● **The task**: Restate every entry word for word.

(Dataset rows for apps and sites)
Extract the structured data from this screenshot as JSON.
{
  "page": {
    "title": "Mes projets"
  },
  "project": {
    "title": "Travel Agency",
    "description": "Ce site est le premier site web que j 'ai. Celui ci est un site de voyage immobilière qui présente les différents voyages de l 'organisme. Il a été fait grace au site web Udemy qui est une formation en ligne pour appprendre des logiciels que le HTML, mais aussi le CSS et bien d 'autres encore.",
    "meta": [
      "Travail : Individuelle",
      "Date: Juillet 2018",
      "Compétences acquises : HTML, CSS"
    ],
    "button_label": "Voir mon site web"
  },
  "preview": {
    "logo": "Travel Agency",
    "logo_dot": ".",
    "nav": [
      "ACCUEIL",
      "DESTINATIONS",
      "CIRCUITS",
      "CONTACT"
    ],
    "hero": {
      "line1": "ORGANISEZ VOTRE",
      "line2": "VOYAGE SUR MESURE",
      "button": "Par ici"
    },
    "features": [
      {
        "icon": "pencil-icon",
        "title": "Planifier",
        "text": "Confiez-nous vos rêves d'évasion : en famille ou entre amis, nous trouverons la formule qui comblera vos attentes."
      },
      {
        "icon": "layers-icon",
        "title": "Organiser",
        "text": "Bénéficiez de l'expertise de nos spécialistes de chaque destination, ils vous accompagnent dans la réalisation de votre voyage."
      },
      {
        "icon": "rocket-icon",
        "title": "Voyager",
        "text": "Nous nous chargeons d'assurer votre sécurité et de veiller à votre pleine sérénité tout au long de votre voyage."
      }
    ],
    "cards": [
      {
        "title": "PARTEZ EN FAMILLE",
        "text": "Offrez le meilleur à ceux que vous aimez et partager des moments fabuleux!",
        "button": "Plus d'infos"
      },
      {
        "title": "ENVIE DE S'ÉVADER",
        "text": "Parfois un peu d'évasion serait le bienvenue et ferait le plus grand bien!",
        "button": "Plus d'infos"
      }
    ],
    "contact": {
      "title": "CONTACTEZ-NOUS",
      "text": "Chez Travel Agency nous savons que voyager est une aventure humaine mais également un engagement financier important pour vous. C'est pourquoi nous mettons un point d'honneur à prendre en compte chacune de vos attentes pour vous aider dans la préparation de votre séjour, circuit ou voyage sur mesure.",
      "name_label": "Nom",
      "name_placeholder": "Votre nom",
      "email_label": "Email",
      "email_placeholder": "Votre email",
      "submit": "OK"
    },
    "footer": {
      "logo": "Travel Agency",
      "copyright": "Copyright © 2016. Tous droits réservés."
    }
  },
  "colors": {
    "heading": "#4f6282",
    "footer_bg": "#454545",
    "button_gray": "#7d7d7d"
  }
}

● **Solution to the problem**:
Extract the structured data from this screenshot as JSON.
{
  "page": {
    "title": "Mes projets"
  },
  "project": {
    "title": "Travel Agency",
    "description": "Ce site est le premier site web que j 'ai. Celui ci est un site de voyage immobilière qui présente les différents voyages de l 'organisme. Il a été fait grace au site web Udemy qui est une formation en ligne pour appprendre des logiciels que le HTML, mais aussi le CSS et bien d 'autres encore.",
    "meta": [
      "Travail : Individuelle",
      "Date: Juillet 2018",
      "Compétences acquises : HTML, CSS"
    ],
    "button_label": "Voir mon site web"
  },
  "preview": {
    "logo": "Travel Agency",
    "logo_dot": ".",
    "nav": [
      "ACCUEIL",
      "DESTINATIONS",
      "CIRCUITS",
      "CONTACT"
    ],
    "hero": {
      "line1": "ORGANISEZ VOTRE",
      "line2": "VOYAGE SUR MESURE",
      "button": "Par ici"
    },
    "features": [
      {
        "icon": "pencil-icon",
        "title": "Planifier",
        "text": "Confiez-nous vos rêves d'évasion : en famille ou entre amis, nous trouverons la formule qui comblera vos attentes."
      },
      {
        "icon": "layers-icon",
        "title": "Organiser",
        "text": "Bénéficiez de l'expertise de nos spécialistes de chaque destination, ils vous accompagnent dans la réalisation de votre voyage."
      },
      {
        "icon": "rocket-icon",
        "title": "Voyager",
        "text": "Nous nous chargeons d'assurer votre sécurité et de veiller à votre pleine sérénité tout au long de votre voyage."
      }
    ],
    "cards": [
      {
        "title": "PARTEZ EN FAMILLE",
        "text": "Offrez le meilleur à ceux que vous aimez et partager des moments fabuleux!",
        "button": "Plus d'infos"
      },
      {
        "title": "ENVIE DE S'ÉVADER",
        "text": "Parfois un peu d'évasion serait le bienvenue et ferait le plus grand bien!",
        "button": "Plus d'infos"
      }
    ],
    "contact": {
      "title": "CONTACTEZ-NOUS",
      "text": "Chez Travel Agency nous savons que voyager est une aventure humaine mais également un engagement financier important pour vous. C'est pourquoi nous mettons un point d'honneur à prendre en compte chacune de vos attentes pour vous aider dans la préparation de votre séjour, circuit ou voyage sur mesure.",
      "name_label": "Nom",
      "name_placeholder": "Votre nom",
      "email_label": "Email",
      "email_placeholder": "Votre email",
      "submit": "OK"
    },
    "footer": {
      "logo": "Travel Agency",
      "copyright": "Copyright © 2016. Tous droits réservés."
    }
  },
  "colors": {
    "heading": "#4f6282",
    "footer_bg": "#454545",
    "button_gray": "#7d7d7d"
  }
}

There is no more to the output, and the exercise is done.